A Borders Beer Break via the partially reopened Waverley line.
I’ll defer to Tom Irvin for the definitive view on the merits of the Borders Railway, but it could do with a buffet car and a stop between Stow and Gorebridge, perhaps to explore Toddle Ferry at Hoppringle.
I know how much our American readers enjoy historical documents, so here’s our itinerary. Puts the Dead Sea Scrolls in their place, heh ?
On the way Charles and I debated whether we could and should break our journey on the way on the way back.
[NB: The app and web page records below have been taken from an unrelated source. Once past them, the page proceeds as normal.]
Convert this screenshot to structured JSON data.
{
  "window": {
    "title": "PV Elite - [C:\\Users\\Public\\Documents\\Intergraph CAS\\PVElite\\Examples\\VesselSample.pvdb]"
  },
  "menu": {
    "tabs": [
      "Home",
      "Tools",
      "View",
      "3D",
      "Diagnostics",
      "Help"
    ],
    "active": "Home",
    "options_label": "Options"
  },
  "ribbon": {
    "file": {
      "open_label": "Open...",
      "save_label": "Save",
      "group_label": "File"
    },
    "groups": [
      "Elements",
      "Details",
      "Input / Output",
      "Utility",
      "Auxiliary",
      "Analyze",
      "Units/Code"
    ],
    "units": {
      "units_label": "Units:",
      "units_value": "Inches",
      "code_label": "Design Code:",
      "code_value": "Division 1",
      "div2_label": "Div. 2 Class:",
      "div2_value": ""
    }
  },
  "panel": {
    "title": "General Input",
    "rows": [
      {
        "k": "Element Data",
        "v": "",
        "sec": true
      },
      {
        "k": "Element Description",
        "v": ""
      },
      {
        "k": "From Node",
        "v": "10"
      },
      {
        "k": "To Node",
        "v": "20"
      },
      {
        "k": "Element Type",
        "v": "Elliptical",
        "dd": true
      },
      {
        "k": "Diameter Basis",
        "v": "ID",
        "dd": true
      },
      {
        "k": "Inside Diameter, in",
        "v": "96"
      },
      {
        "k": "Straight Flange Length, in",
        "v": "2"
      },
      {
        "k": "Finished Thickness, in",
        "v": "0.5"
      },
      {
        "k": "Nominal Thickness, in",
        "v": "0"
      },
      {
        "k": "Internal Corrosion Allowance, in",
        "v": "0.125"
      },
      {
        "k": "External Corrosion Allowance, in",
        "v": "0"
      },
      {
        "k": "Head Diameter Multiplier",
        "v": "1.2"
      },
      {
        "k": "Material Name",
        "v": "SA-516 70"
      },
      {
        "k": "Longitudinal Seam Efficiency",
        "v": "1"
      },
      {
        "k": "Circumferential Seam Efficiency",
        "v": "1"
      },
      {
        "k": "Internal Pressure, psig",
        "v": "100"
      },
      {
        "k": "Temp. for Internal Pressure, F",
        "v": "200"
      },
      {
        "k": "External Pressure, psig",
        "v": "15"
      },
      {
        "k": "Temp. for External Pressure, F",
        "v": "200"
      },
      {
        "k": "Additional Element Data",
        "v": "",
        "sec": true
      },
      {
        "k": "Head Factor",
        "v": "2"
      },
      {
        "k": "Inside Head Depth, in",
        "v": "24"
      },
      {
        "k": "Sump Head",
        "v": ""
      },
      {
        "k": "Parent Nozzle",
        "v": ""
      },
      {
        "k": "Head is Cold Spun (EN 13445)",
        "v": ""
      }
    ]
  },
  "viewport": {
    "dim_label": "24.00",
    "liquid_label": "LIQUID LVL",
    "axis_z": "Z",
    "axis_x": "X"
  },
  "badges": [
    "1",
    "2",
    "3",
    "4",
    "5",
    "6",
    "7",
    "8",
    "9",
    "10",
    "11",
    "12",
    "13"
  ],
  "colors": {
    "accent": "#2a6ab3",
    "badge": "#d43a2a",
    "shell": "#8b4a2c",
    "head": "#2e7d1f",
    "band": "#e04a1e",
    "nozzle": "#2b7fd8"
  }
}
A look at the WhatPub entry for the George in Melrose suggested that;
“Opening times have recently become a bit erratic” Thanks for that, then.
Two calls to the George just after lunchtime went to answerphone, so we thought we’d head there first, in case erratic meant “until the lunchtime diner leaves“.
You’ll have noticed that the end of the line isn’t Melrose, but Tweedbank, a village somehow claimed by Galashiels despite being the Melrose side of the river.
The half-hour walk along the Southern Uplands Way gives you some classic views (top photo), and a chain bridge offering a choice between a £2 fine or imprisonment,
before you weave into town past the only thing I associate with Melrose.
As I understand it, the Melrose Sevens is a “rugger” tournament for chaps who’ve paid a minimum of £7,000 guineas a term for their private education. One for the bucket list.
Melrose High Street looked quiet, though it turned out the upmarket little cafes and bistros at the Market Square were packed with gentlefolk. Just one (non-residential) pub, apparently, and very publike it looked too.
A further call to the George at 2pm had drawn a blank, so we approached a distinctly unprepossessing small hotel expecting the worst.
It’s the sort of family-run “unchanging hotel with faded grandeur” that’s the mainstay of Scottish rural tourism, and a fair few GBG entries, and not without a certain charm.
It was empty though, so even the Beer Guide sticker didn’t reassure as we noseyed around, contemplating a Pubmeister-style “help yourself” approach. Charles knows his way round a handpump, apparently.
But then, just like Mr Benn’s shopkeeper, (if he was a she and from Poland), the pleasant barmaid appeared with effusive apologies for an unstaffed bar. A decent beer range included some Campervan bottles, but you can’t tick a GBG pub with bottled beer.
The Allendale was particularly good, cool and tasty considering lack of turnover (NBSS 3.5). I suspect an evening visit would have seen it in an even better light, and any pub with a SpongeBob on the bar is OK with me.
We’d have been too late for lunch here, but picked up macaroni cheese and scotch pies, and Ecclefechan tart from Alex Dalgetty, a sort of Betty’s in the Borders.
We scoffed them in ten minutes at the top of the High Street, and life was perfect.
It didn’t last.